Thursday 16th October 2014
The Engine Shed in Lincoln, UK
Review & Photography by Mark Holmes
Tonight's show is located upstairs in The Engine Shed's far smaller 350 capacity The Platform room, which is reassuringly two thirds full by the time Chantel McGregor hits the stage. And the cosy confines of the venue provide her with an intimate platform from which to showcase her much lauded chops. A lengthy set ensues that incorporates material from both her debut album, 'Like No Other', and as yet unreleased tracks from her forthcoming sophomore album. Despite her seemingly perennial affiliation with the blues genre, Chantel proves tonight that her musical oeuvre and general sonic palette is far wider in scope than some pigeonholing, lazy critics would have you believe. And it's not only stylistic diversity we're talking about here; rather, she also runs the gamut of aurally affective moods through a whole range of changing emotions. Through the execution of her skilfully penned compositions, she's able to convey such a profundity of feeling, whether it's her voice or guitar that takes centre stage in each passage of music.
Aided by the talented and impressively tight rhythm section of sticksman Keith McPartling and bassist Richard Ritchie, the trio of musicians create such a full sound that it belies their minimalist formation. And the way Keith plays his smallish kit, with his range of inventively improvised fills etc, is evidence that you don't need an ostentatiously large setup to enhance creativity. In fact, aside from songs' general compositional structures, it seems that certain passages of music afford the trio some improv space, which is evident from their onstage interactions. So there's a very organic feel to the music too, which is a refreshing dose of emotively-charged artistry. And then there's Chantel's fretboard skills which are simply absorbing to witness in a live context. Closing her eyes during lengthier improvised solos, and the general passion that's discernible from her facial expressions, she's most definitely "in the zone" and feeling every emotion she's expressing; this is virtuosity from within, where technical skill is fused to perfection with inner affection.

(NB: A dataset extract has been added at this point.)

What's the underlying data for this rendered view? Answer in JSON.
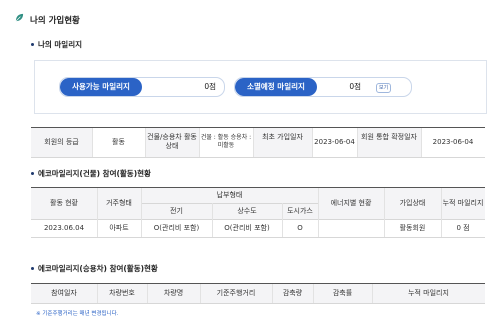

The night is not without glitches. Well, one minor glitch (or "hitch/itch" as Chantel identifies it in her entertaining rambles), when proceedings are halted abruptly due to a technical issue with the drums, just half an hour in. Re-jigging the setlist order, she performs three acoustic-based pieces by herself as the problem is rectified, including new song 'Anaesthetise' (titular inspiration from Porcupine Tree?). Keith pokes his head out between the curtains at the back, engendering a few seasonally premature panto shouts from the crowd of "he's behind you". And this actually exemplifies the atmosphere of the evening - aside from the more serious underpinnings of the music, Chantel creates a most jovial aura throughout the venue with her between-song banter. The set soon resumes with full-on heaviness and, actually, apart from established riff-heavy pieces like 'Caught Out' that was performed earlier, it's predominantly the newer material that pertains to a more rock/metal vibe, to the point where "power trio" would be a fairly applicable label for these three talented peeps.
All in all, having witnessed Chantel first-hand tonight, it's now easy to understand her ever-increasing popularity. A naturally gifted player with a wide-ranging flair on both fretboard and in her voice, she's one of the most exciting new talents to burst onto the music scene during the past few years. And, together with the duo of musicians she has in tow, is exhilarating in live action. I only hope the blues tag doesn't prove too delimiting in the future for a potentially much wider audience, as her stylistic heterogeneity far transcends that.
Click on thumbnails for larger images:
Chantel McGregor in The Platform at The Engine Shed in Lincoln, UK, 16th October 2014
Photograph copyright © 2014 Mark Holmes - www.metal-discovery.com